Insights on Creativity by Quinn McDonald
The artist who balances a day job and art sighs, “I wish I could get rid of the day job. I’d be a real artist, then.” Don’t fall for that trap. Making your art shoulder a mortgage, health insurance, groceries and clothing does not make you a real artist, is just makes you frantic.
Defining yourself as an artist has little to do with how much money you make and a lot to do with how art makes you feel. If art is an important part of your life, helps you make meaning of the world, helps you see your purpose in life, well, then, you are an artist.
If you are churning out illustrations to pay bills, picking creative projects for their ability to make money, pushing creative decisions through your bill-pay process to make sure they are the decisions that will earn the most money, well, then, you are working in a sweatshop of your own design.
The biggest conflicts in mixing a day job and artwork is time and energy. You work all day and come home tired. Art seems out of reach with the energy resources you have. So you skip the art and yearn to give up the day job. Not so fast. There are other choices—including a combination of priorities and time management.
Take advantage of summer schedules. If your work allows “ten-fours”–four days of ten hours followed by a long weekend, take advantage of the Friday as your art day. That leaves the weekend for family time.
Ask about flex time, if you don’t have ten-fours. Manage your time differently. You’ll have to look at your top three priorities—generally gym, art, and errands—and juggle them creatively. If you can get to work early and get out early, you may move your gym sessions to a very early time slot, run errands on the way home, and arrive home at a time that allows studio time. If you are a morning person, you might get an art fix right after you wake up.
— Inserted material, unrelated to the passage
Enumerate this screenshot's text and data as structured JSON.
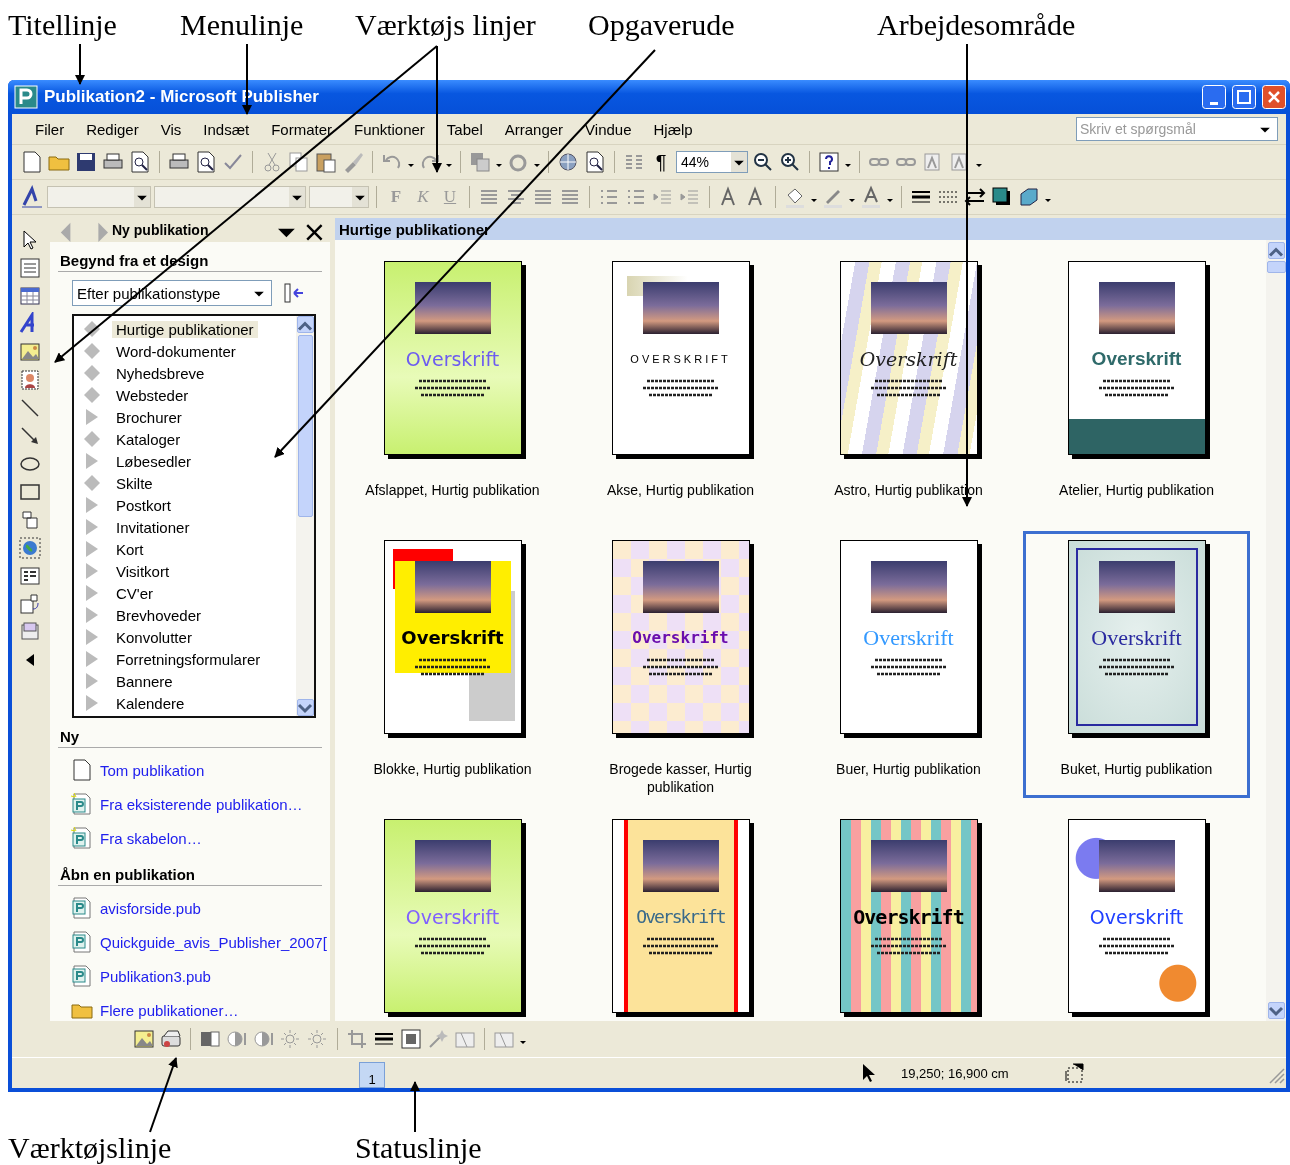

Get enough sleep. No matter how you carve out art time, you will have to make sure you get enough sleep. Sleep deprivation leads to poor decision-making, memory loss, and depression. None of these contribute to your art life. You may have to change your priorities to record your favorite TV shows. You may have to trade chores to free you from homework duties or supervising bedtime for your children.
Pick a day. Make art the priority. Pick a day each week, and make art your priority on that day. Leave work on time. Combine errands the day before or after. Watch your schedule so you don’t pick the day you are driving the kids’ car pool. A weekend day is fair game, too.
There will be change. You are not going to escape change. Change is not easy. Your family might complain. Enlist their help. Be ready to be knocked out of your comfort zone. Most art is made there, anyway.
Check out some of Quinn’s previous blog posts:
Quinn McDonald is an artist and certified creativity coach who helps artists through transitions in their lives and work. You can e-mail your business-of-art questions to QuinnCreative@yahoo.com. Quinn is the author of Raw Art Journaling: Making Meaning, Making Art (North Light Books).